Working data:
# # #

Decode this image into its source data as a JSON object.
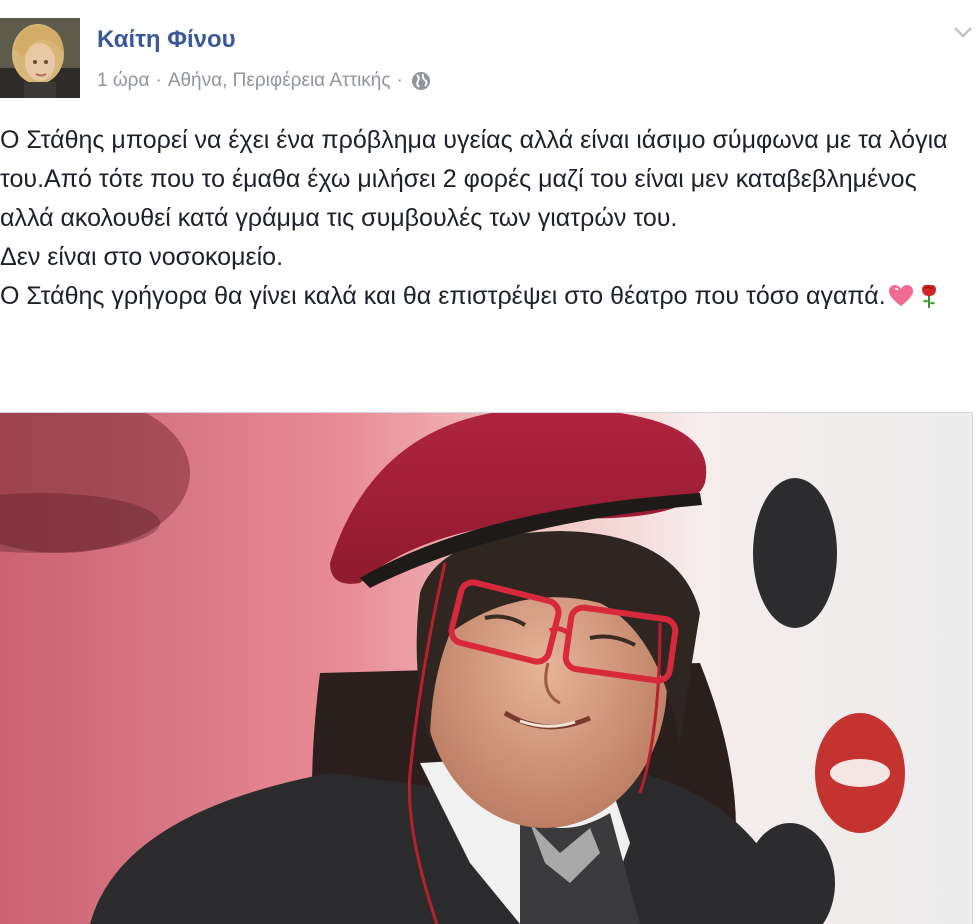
{
  "post": {
    "author": "Καίτη Φίνου",
    "time": "1 ώρα",
    "separator": "·",
    "location": "Αθήνα, Περιφέρεια Αττικής",
    "separator2": "·",
    "privacy_icon": "globe-icon",
    "menu_icon": "chevron-down-icon",
    "text_lines": [
      "Ο Στάθης μπορεί να έχει ένα πρόβλημα υγείας αλλά είναι ιάσιμο σύμφωνα με τα λόγια του.Από τότε που το έμαθα έχω μιλήσει 2 φορές μαζί του είναι μεν καταβεβλημένος αλλά ακολουθεί κατά γράμμα τις συμβουλές των γιατρών του.",
      "Δεν είναι στο νοσοκομείο.",
      "Ο Στάθης γρήγορα θα γίνει καλά και θα επιστρέψει στο θέατρο που τόσο αγαπά."
    ],
    "emojis": [
      "heart-emoji",
      "rose-emoji"
    ],
    "colors": {
      "author": "#3b5998",
      "meta": "#90949c",
      "text": "#1d2129"
    }
  }
}
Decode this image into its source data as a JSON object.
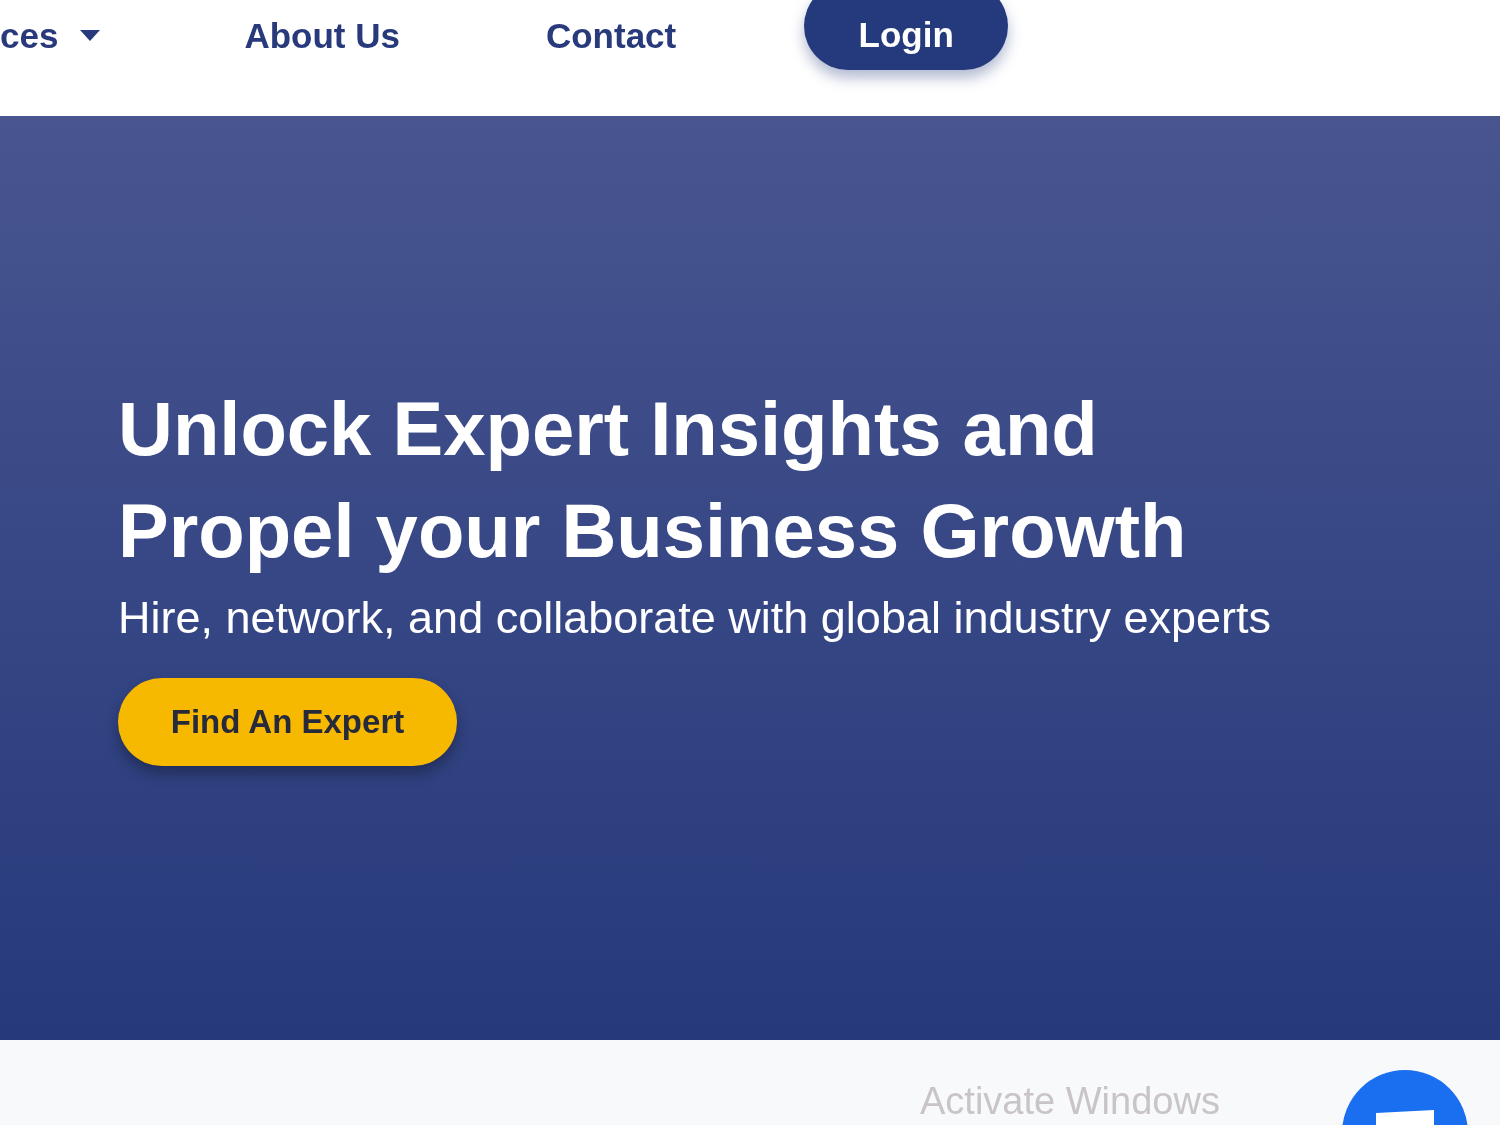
{
  "nav": {
    "items": [
      {
        "label": "ces",
        "kind": "dropdown"
      },
      {
        "label": "About Us",
        "kind": "link"
      },
      {
        "label": "Contact",
        "kind": "link"
      }
    ],
    "login": "Login"
  },
  "hero": {
    "title_lines": [
      "Unlock Expert Insights and",
      "Propel your Business Growth"
    ],
    "subtitle": "Hire, network, and collaborate with global industry experts",
    "button": "Find An Expert"
  },
  "footer_overlay": {
    "text": "Activate Windows"
  }
}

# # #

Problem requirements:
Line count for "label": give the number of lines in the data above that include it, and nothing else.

Exercise answer:
3